[Problem statement] Search the entries below for "description". Report each line where it occurs.
═════ Entries supplied ═════
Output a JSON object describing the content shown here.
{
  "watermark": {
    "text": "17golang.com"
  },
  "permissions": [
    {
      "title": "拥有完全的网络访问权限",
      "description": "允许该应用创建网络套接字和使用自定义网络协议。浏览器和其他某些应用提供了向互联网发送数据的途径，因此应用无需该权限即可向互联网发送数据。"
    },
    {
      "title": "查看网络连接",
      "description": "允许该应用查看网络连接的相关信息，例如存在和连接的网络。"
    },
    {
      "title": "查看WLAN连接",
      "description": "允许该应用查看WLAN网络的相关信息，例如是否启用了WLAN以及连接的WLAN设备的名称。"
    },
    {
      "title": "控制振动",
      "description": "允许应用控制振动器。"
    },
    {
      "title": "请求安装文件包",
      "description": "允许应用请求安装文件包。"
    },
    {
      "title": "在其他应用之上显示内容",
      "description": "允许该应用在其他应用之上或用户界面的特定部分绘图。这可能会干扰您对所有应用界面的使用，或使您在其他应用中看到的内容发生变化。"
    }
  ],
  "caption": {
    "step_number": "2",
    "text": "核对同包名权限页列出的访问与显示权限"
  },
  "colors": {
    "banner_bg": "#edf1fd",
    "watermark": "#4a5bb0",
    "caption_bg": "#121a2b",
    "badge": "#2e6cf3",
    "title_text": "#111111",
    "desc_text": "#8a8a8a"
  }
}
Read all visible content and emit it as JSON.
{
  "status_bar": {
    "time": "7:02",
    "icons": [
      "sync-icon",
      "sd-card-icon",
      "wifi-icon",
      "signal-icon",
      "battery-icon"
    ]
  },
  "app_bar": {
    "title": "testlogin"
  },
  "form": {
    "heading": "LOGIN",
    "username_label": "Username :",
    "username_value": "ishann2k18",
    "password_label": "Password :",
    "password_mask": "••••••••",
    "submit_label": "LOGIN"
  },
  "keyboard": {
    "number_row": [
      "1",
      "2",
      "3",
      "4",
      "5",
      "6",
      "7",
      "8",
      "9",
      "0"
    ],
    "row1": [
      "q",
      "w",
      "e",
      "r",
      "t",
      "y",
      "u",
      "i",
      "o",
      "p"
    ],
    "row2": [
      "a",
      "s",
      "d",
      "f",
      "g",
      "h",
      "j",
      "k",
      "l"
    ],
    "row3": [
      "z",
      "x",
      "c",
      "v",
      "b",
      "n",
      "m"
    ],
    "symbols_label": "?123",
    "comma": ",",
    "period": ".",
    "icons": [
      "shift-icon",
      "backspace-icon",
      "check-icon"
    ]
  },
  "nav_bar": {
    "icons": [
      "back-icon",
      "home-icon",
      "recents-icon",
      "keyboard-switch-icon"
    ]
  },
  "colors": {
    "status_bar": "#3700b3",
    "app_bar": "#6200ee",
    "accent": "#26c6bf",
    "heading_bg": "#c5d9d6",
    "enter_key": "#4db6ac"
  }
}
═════
[Answer to this task]
      "description": "允许该应用创建网络套接字和使用自定义网络协议。浏览器和其他某些应用提供了向互联网发送数据的途径，因此应用无需该权限即可向互联网发送数据。"
      "description": "允许该应用查看网络连接的相关信息，例如存在和连接的网络。"
      "description": "允许该应用查看WLAN网络的相关信息，例如是否启用了WLAN以及连接的WLAN设备的名称。"
      "description": "允许应用控制振动器。"
      "description": "允许应用请求安装文件包。"
      "description": "允许该应用在其他应用之上或用户界面的特定部分绘图。这可能会干扰您对所有应用界面的使用，或使您在其他应用中看到的内容发生变化。"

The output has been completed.